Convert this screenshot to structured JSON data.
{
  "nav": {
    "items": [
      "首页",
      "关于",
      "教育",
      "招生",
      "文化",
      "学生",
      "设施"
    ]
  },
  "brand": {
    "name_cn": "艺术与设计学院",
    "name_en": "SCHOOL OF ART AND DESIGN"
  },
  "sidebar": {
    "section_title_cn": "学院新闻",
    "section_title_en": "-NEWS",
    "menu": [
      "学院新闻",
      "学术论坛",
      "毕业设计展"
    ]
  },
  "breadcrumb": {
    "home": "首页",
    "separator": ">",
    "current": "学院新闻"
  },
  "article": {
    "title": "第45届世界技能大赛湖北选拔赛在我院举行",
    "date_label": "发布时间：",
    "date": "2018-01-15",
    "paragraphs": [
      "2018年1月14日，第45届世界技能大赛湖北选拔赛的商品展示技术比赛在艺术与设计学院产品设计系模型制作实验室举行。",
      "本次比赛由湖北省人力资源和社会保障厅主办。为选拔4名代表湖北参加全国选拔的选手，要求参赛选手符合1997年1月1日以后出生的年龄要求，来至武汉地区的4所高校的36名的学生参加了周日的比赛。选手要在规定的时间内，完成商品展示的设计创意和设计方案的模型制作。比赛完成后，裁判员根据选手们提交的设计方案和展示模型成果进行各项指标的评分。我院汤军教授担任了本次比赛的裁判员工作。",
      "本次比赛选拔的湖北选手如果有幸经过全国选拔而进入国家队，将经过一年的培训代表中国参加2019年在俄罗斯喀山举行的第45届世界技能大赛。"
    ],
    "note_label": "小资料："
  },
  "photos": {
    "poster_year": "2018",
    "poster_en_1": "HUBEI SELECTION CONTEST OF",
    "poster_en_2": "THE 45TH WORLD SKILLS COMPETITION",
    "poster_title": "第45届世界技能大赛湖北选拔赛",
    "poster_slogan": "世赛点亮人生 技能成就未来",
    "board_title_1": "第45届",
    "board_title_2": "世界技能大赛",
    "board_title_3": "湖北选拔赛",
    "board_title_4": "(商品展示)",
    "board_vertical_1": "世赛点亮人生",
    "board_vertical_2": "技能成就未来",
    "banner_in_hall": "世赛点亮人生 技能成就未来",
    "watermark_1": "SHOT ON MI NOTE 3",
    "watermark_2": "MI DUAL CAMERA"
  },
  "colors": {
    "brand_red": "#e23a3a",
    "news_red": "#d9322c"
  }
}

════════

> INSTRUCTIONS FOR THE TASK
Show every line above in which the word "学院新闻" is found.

> EXERCISE RESPONSE
    "section_title_cn": "学院新闻",
      "学院新闻",
    "current": "学院新闻"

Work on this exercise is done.